*Required action:*
For each line in the data below that holds "suka", return a copy.

▼

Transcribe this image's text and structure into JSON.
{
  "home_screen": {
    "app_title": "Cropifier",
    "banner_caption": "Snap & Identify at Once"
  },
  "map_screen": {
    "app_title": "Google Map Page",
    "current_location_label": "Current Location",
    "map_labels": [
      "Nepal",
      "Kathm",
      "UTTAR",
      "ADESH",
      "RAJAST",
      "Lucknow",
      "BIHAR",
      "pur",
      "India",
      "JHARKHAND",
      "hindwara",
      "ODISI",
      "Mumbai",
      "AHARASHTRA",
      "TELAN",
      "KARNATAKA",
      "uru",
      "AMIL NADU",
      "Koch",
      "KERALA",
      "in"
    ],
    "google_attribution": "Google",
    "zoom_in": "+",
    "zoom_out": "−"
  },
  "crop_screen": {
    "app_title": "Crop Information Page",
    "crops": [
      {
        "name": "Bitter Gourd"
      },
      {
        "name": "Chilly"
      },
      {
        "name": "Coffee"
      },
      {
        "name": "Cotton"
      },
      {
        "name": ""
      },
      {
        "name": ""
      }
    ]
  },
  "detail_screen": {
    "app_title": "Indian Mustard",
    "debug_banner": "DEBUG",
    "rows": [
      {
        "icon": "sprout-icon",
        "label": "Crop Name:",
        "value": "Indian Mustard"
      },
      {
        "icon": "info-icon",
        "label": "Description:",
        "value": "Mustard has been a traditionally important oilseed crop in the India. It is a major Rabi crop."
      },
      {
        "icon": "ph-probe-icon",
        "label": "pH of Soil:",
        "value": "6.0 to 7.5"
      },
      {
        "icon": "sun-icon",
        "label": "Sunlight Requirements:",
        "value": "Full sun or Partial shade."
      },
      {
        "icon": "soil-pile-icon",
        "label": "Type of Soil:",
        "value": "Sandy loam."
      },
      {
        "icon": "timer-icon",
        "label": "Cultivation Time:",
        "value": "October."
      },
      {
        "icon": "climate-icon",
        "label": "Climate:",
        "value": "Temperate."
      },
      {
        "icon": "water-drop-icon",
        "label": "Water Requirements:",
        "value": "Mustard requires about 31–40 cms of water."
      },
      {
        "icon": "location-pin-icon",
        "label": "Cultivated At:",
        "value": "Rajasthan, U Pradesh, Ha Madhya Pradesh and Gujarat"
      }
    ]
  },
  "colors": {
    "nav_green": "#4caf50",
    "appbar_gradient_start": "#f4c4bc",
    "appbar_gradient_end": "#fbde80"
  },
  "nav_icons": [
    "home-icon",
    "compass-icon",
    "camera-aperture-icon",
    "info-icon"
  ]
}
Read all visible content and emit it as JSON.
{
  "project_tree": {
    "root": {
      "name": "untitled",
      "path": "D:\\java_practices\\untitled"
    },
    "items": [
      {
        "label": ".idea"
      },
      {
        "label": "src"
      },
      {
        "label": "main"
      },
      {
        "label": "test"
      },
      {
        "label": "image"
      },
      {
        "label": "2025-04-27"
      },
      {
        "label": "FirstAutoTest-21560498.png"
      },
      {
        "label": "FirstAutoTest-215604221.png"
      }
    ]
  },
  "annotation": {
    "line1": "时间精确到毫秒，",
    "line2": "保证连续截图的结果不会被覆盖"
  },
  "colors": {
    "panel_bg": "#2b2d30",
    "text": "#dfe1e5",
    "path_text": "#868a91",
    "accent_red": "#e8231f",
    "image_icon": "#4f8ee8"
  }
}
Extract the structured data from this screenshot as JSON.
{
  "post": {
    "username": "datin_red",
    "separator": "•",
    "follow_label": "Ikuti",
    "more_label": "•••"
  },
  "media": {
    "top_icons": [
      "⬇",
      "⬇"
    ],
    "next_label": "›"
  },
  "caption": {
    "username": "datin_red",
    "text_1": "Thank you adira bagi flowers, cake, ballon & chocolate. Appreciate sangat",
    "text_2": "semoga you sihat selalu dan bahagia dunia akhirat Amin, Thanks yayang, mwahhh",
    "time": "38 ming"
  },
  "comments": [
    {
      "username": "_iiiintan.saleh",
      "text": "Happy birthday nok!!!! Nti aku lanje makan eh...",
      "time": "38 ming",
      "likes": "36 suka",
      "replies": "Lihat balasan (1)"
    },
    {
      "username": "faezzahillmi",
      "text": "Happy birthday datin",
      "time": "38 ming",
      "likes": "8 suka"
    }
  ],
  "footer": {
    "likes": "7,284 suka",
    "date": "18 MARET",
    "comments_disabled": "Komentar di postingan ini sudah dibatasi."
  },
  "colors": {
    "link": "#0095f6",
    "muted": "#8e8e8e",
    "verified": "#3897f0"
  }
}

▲

*Problem solution:*
      "likes": "36 suka",
      "likes": "8 suka"
    "likes": "7,284 suka",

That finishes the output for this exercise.